Don't compare your successes with those of other writers

It's so extremely easy to fall into the trap of "this writer/book got this interview, this award nomination, this article, this, this, this, and I didn't."

Cosplay didn't light the genre world on fire. No big, front-page interview in Locus, no award nominations, big think pieces, convention invites, and high-profile stuff like that. I'll admit that there's some small part of me for which that stings: part of me hoped that the book would get a bit more attention in fan circles. There's no rhyme or reason for this: there are other books out there, Cosplay's sort of in a weird space for genre literature, and sometimes, things just blip under the radar. My book is different from everyone else's, and if anything, it's just reinforced that there's more work to be done.

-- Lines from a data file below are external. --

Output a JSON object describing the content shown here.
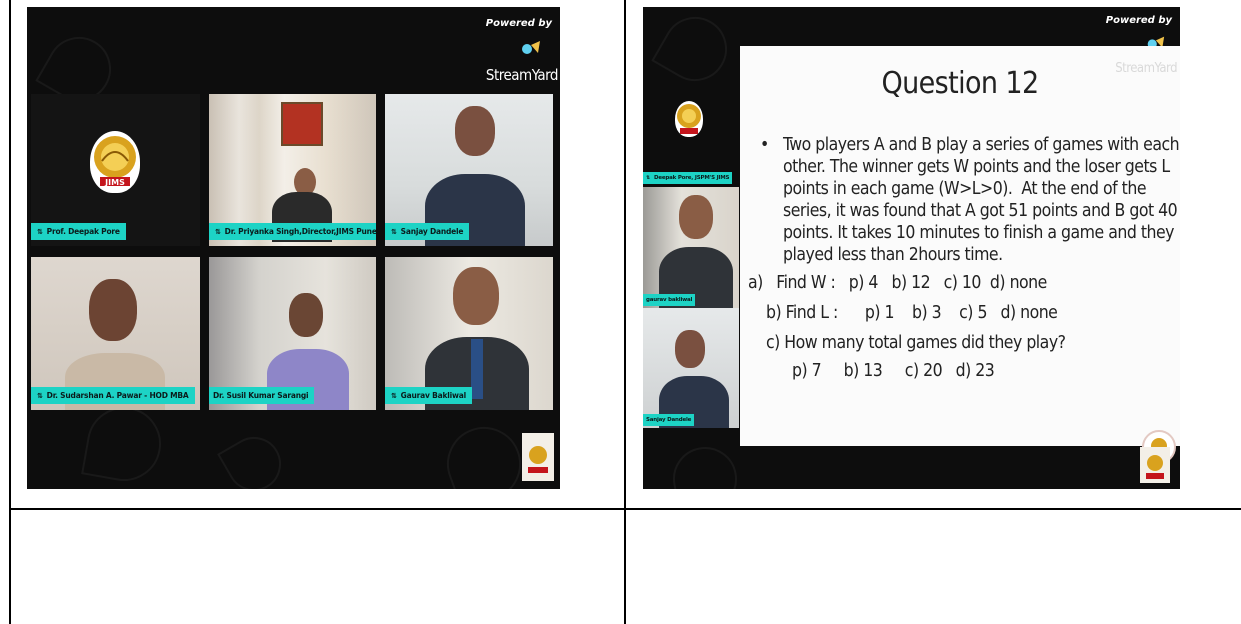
{
  "left_panel": {
    "powered_by": "Powered by",
    "brand": "StreamYard",
    "emblem_text": "JIMS",
    "tiles": [
      {
        "name": "Prof. Deepak Pore"
      },
      {
        "name": "Dr. Priyanka Singh,Director,JIMS Pune"
      },
      {
        "name": "Sanjay Dandele"
      },
      {
        "name": "Dr. Sudarshan A. Pawar - HOD MBA"
      },
      {
        "name": "Dr. Susil Kumar Sarangi"
      },
      {
        "name": "Gaurav Bakliwal"
      }
    ]
  },
  "right_panel": {
    "powered_by": "Powered by",
    "brand": "StreamYard",
    "emblem_text": "JIMS",
    "side_tiles": [
      {
        "name": "Deepak Pore, JSPM'S JIMS"
      },
      {
        "name": "gaurav bakliwal"
      },
      {
        "name": "Sanjay Dandele"
      }
    ],
    "slide": {
      "title": "Question 12",
      "bullet": "•",
      "lines": [
        "Two players A and B play a series of games with each",
        "other. The winner gets W points and the loser gets L",
        "points in each game (W>L>0).  At the end of the",
        "series, it was found that A got 51 points and B got 40",
        "points. It takes 10 minutes to finish a game and they",
        "played less than 2hours time."
      ],
      "option_a": "a)   Find W :   p) 4   b) 12   c) 10  d) none",
      "option_b": "b) Find L :      p) 1    b) 3    c) 5   d) none",
      "option_c": "c) How many total games did they play?",
      "option_c_answers": "p) 7     b) 13     c) 20   d) 23"
    }
  }
}
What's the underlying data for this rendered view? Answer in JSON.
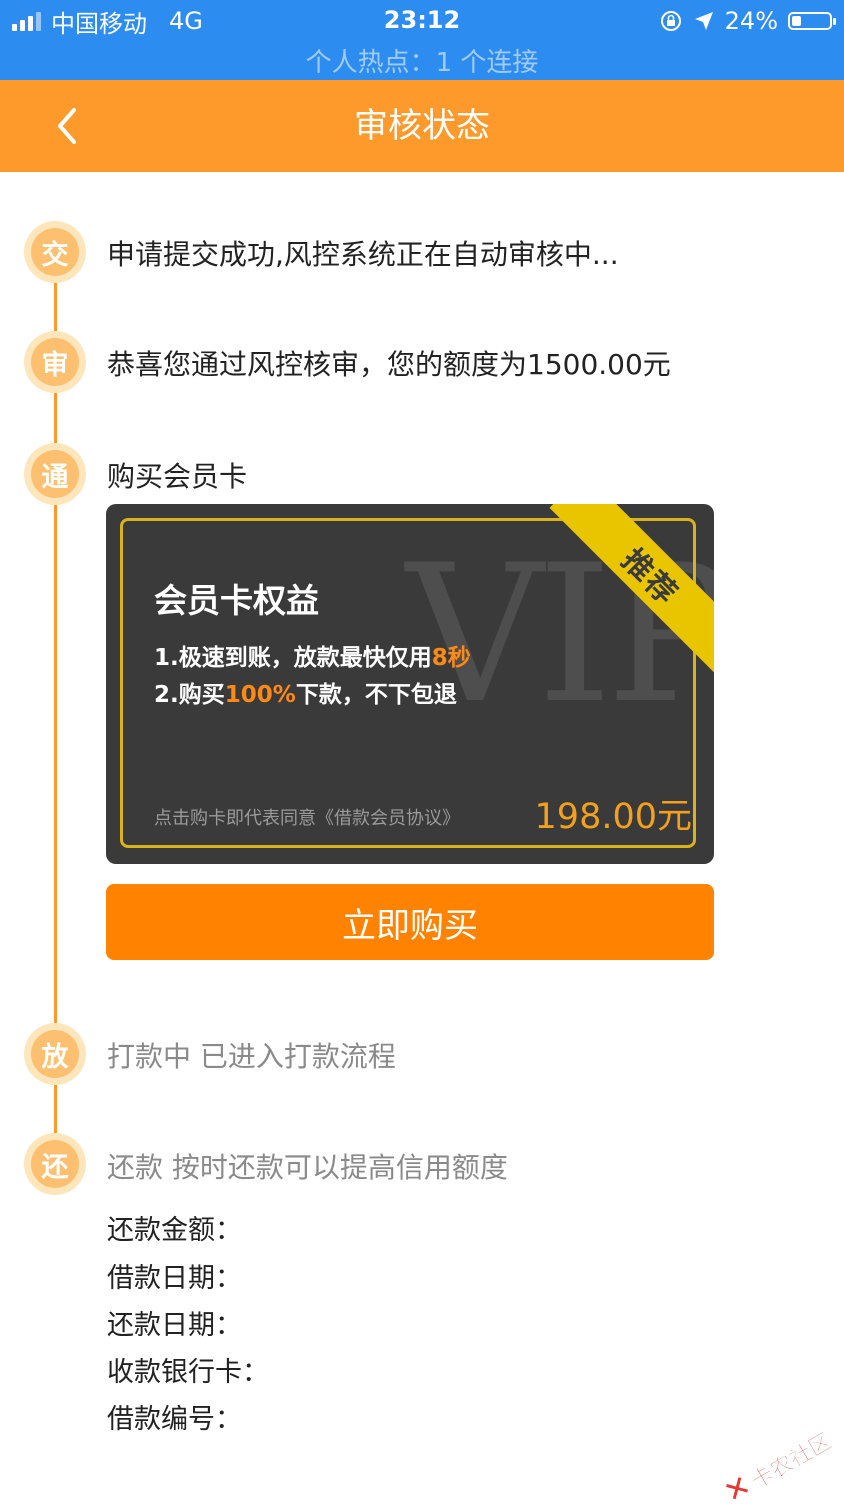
{
  "status_bar": {
    "carrier": "中国移动",
    "network": "4G",
    "time": "23:12",
    "battery": "24%",
    "battery_level": 0.24,
    "hotspot": "个人热点：1 个连接"
  },
  "header": {
    "title": "审核状态",
    "back_icon": "chevron-left-icon"
  },
  "colors": {
    "accent": "#fe9a2b",
    "button": "#ff8200",
    "status_bar": "#2d8cf0",
    "card_bg": "#3a3a3a",
    "card_border": "#d9b21e"
  },
  "steps": [
    {
      "badge": "交",
      "text": "申请提交成功,风控系统正在自动审核中..."
    },
    {
      "badge": "审",
      "text": "恭喜您通过风控核审，您的额度为1500.00元"
    },
    {
      "badge": "通",
      "text": "购买会员卡"
    },
    {
      "badge": "放",
      "text": "打款中 已进入打款流程"
    },
    {
      "badge": "还",
      "text": "还款 按时还款可以提高信用额度"
    }
  ],
  "card": {
    "watermark": "VIP",
    "ribbon": "推荐",
    "title": "会员卡权益",
    "line1_prefix": "1.极速到账，放款最快仅用",
    "line1_highlight": "8秒",
    "line2_prefix": "2.购买",
    "line2_highlight": "100%",
    "line2_suffix": "下款，不下包退",
    "agreement": "点击购卡即代表同意《借款会员协议》",
    "price": "198.00元"
  },
  "buy_button": "立即购买",
  "repayment": {
    "amount_label": "还款金额：",
    "loan_date_label": "借款日期：",
    "repay_date_label": "还款日期：",
    "bank_card_label": "收款银行卡：",
    "loan_number_label": "借款编号："
  },
  "watermark": {
    "mark": "✕",
    "text": "卡农社区"
  }
}
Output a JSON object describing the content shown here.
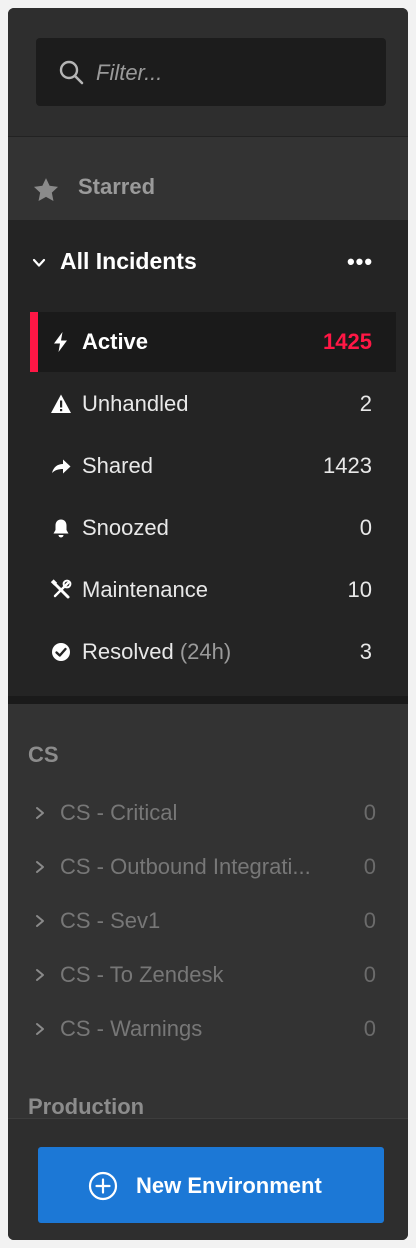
{
  "search": {
    "placeholder": "Filter...",
    "value": ""
  },
  "starred": {
    "label": "Starred",
    "icon": "star-icon"
  },
  "all_incidents": {
    "title": "All Incidents",
    "more_label": "•••",
    "items": [
      {
        "label": "Active",
        "count": "1425",
        "icon": "bolt-icon",
        "active": true
      },
      {
        "label": "Unhandled",
        "count": "2",
        "icon": "warning-icon"
      },
      {
        "label": "Shared",
        "count": "1423",
        "icon": "share-arrow-icon"
      },
      {
        "label": "Snoozed",
        "count": "0",
        "icon": "bell-icon"
      },
      {
        "label": "Maintenance",
        "count": "10",
        "icon": "tools-icon"
      },
      {
        "label": "Resolved",
        "sublabel": "(24h)",
        "count": "3",
        "icon": "check-circle-icon"
      }
    ]
  },
  "groups": [
    {
      "title": "CS",
      "items": [
        {
          "label": "CS - Critical",
          "count": "0"
        },
        {
          "label": "CS - Outbound Integrati...",
          "count": "0"
        },
        {
          "label": "CS - Sev1",
          "count": "0"
        },
        {
          "label": "CS - To Zendesk",
          "count": "0"
        },
        {
          "label": "CS - Warnings",
          "count": "0"
        }
      ]
    },
    {
      "title": "Production",
      "items": []
    }
  ],
  "footer": {
    "new_environment_label": "New Environment"
  },
  "colors": {
    "accent_red": "#ff1745",
    "button_blue": "#1c78d6",
    "panel_dark": "#242424",
    "background": "#333333"
  }
}
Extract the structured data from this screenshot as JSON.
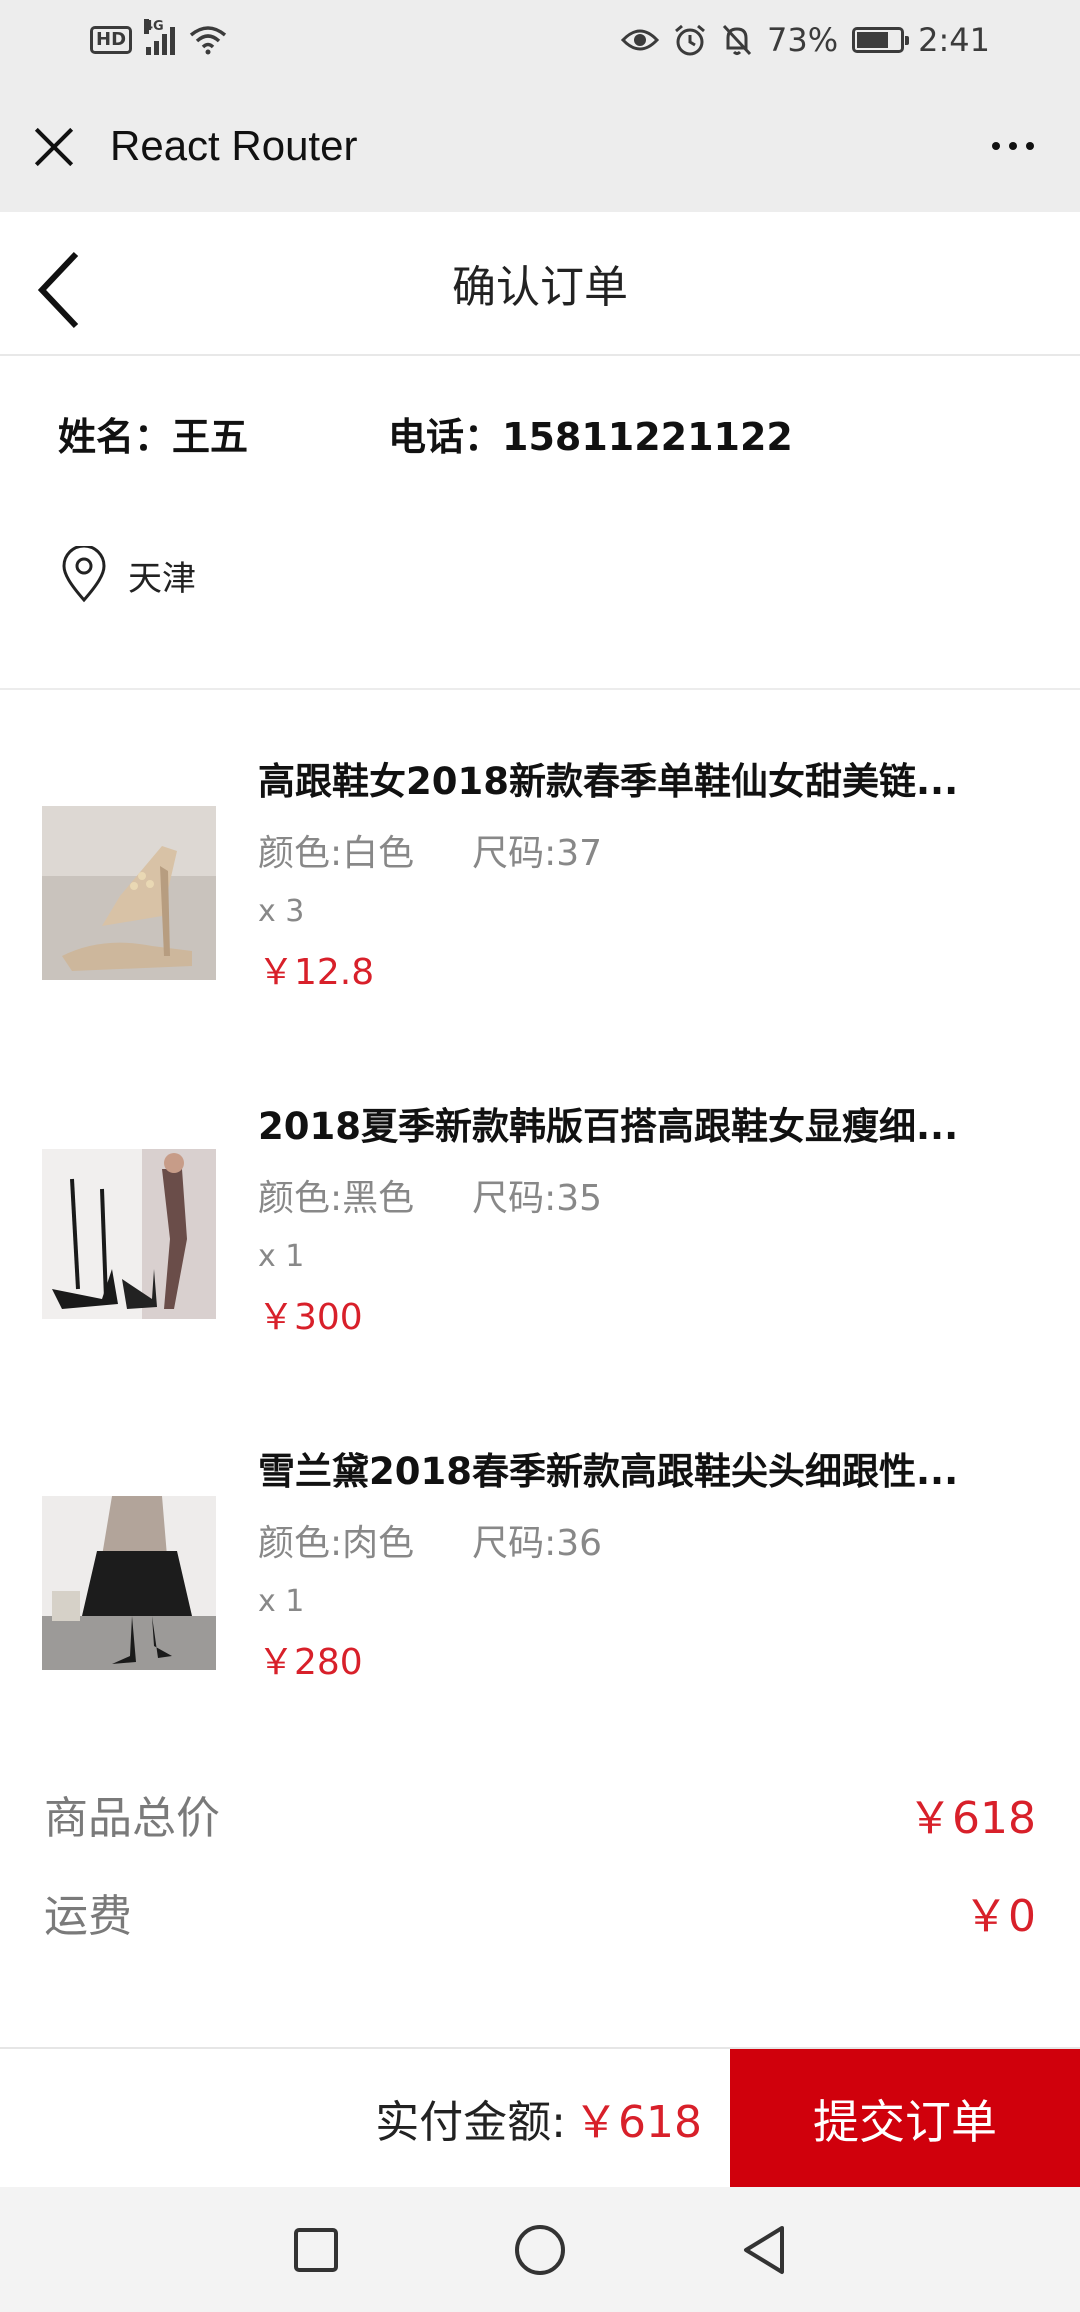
{
  "status_bar": {
    "hd_badge": "HD",
    "network": "4G",
    "battery": "73%",
    "battery_level": 0.73,
    "time": "2:41",
    "icons": [
      "hd-icon",
      "signal-icon",
      "wifi-icon",
      "eye-icon",
      "alarm-icon",
      "bell-off-icon",
      "battery-icon"
    ]
  },
  "title_bar": {
    "title": "React Router"
  },
  "header": {
    "title": "确认订单"
  },
  "address": {
    "name": "姓名：王五",
    "phone": "电话：15811221122",
    "location": "天津"
  },
  "products": [
    {
      "name": "高跟鞋女2018新款春季单鞋仙女甜美链...",
      "color": "颜色:白色",
      "size": "尺码:37",
      "qty": "x 3",
      "price": "￥12.8"
    },
    {
      "name": "2018夏季新款韩版百搭高跟鞋女显瘦细...",
      "color": "颜色:黑色",
      "size": "尺码:35",
      "qty": "x 1",
      "price": "￥300"
    },
    {
      "name": "雪兰黛2018春季新款高跟鞋尖头细跟性...",
      "color": "颜色:肉色",
      "size": "尺码:36",
      "qty": "x 1",
      "price": "￥280"
    }
  ],
  "totals": {
    "subtotal_label": "商品总价",
    "subtotal_value": "￥618",
    "shipping_label": "运费",
    "shipping_value": "￥0"
  },
  "bottom_bar": {
    "pay_label": "实付金额:",
    "pay_value": "￥618",
    "submit_label": "提交订单"
  },
  "colors": {
    "accent_red": "#d0000c",
    "price_red": "#d8202a",
    "bar_gray": "#ededed"
  }
}
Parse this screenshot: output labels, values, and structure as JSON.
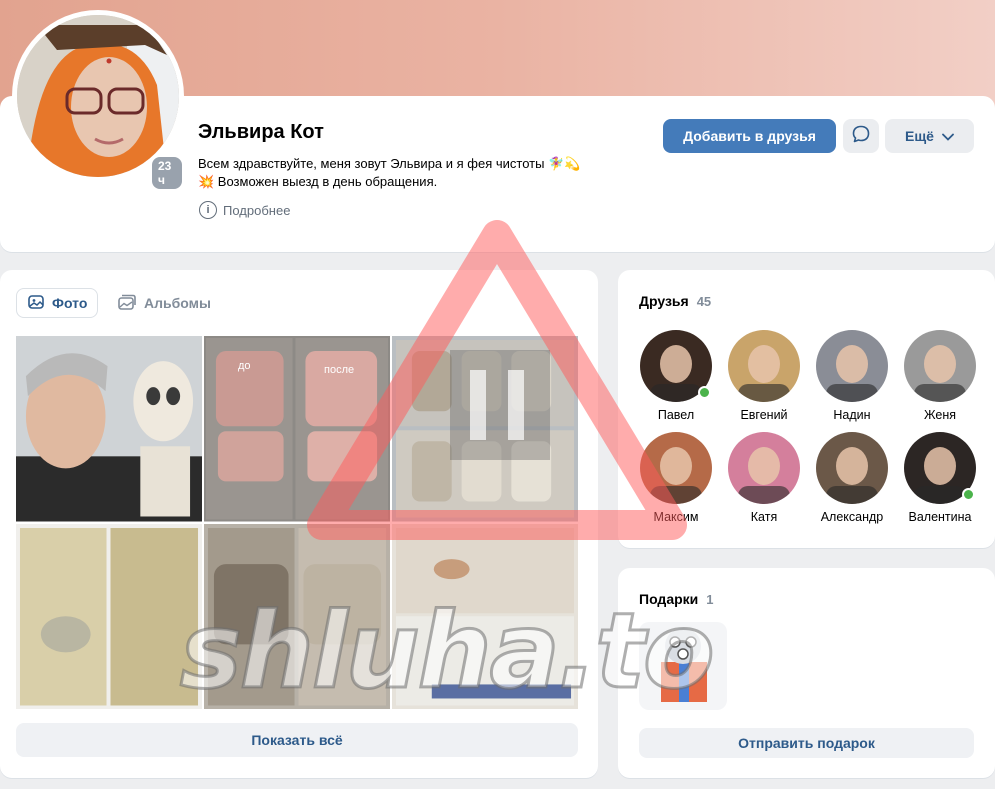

I've found solace in the fact that the book's out there, and there are things that I can to do get it out before other readers. I'll talk about it, write about it here at the newsletter, note when it's on sale, reach out to cons/journalists/etc. to keep interest up. I'm a big believer in success is putting the work in, and being in the right position to take advantage of things when a lucky break comes.

Post-book brain fog

This was the thing that I didn't expect: after the book had rolled out and I set out some plans to continue to do some writing about cosplay stuff (I keep promising to do some "Lost Chapters" of stuff I didn't include in the book), and haven't accomplished much of that. I've had some moments of brain fuzziness when it comes to cosplay. Some of that's probably down to spending a ton of time researching and writing this, some part is probably post-COVID brain fog, and another part is a day job.

It's okay to take a break! There's been times when I've been exhausted over trhe prospect of talking about cosplay and promoting the book, and I've stepped back to read other things, play video games, deal with children / pets / family / chickens / work.

Recharging is important, but it has been frustrating. I've wanted to write about a whole bunch of things related to the book, I've got an outline/proposal for another book that I've been tinkering with, and I feel like I'm a bit behind the ball on getting the process going again.

There are always more things to correct/discover/write

I wrote a nonfiction book with a finite number of pages: there were things that I missed or didn't cover completely. I've got plans to write up some additional chapters for this newsletter, but when I went to Star Wars Celebration, I was amused to have someone tell me that there was a Roman emperor who dressed up as Hercules, and another person who told me about Arthur Conan Doyle dressing up as his own characters: things that I hadn't come across while researching.

There's also random typos and a couple of names that I didn't quite get right, which slipped through the copyediting process. It happens to everyone.

I wrote a frickin' book

Lastly: I wrote a whole book! Throughout all of that, I'm still somewhat dazed that that happened: it's out in stores, it looks fantastic, thanks to the entire team at Saga – I'm only responsible for the words; they did everything else that brought it over the finish line: the entire book wouldn't have been nearly the success it's been without the efforts of Amara, Joe, Lucy, Seth, and a whole bunch of others who've been there every step along the way.

Bookstores don't ask for ID when you ask to sign a book

Every time I've gone in to a bookstore and found a copy, and asked to sign it, they're more than happy to hand you a pen and get a signed sticker, and have never asked me to prove that I'm actually the author. I'm honestly amazed that this hasn't been abused. (Please don't impersonate an author!)

I've found it to be a little awkward, but settled into a "hey, I happened to be in the area, you have a copy of my book, do you mind if I sign it?" approach. It's still a very, very cool thing to get to do.

Thanks as always for reading, and especially for those of you who've stuck through this entire process: the publication process, the random acts of self promotion, and for buying/reading/thinking about it in the last year. It's been a fun, scary, interesting, and stressful process, one that I've learned a lot from, and I'm looking forward to the next adventure at some point in the future.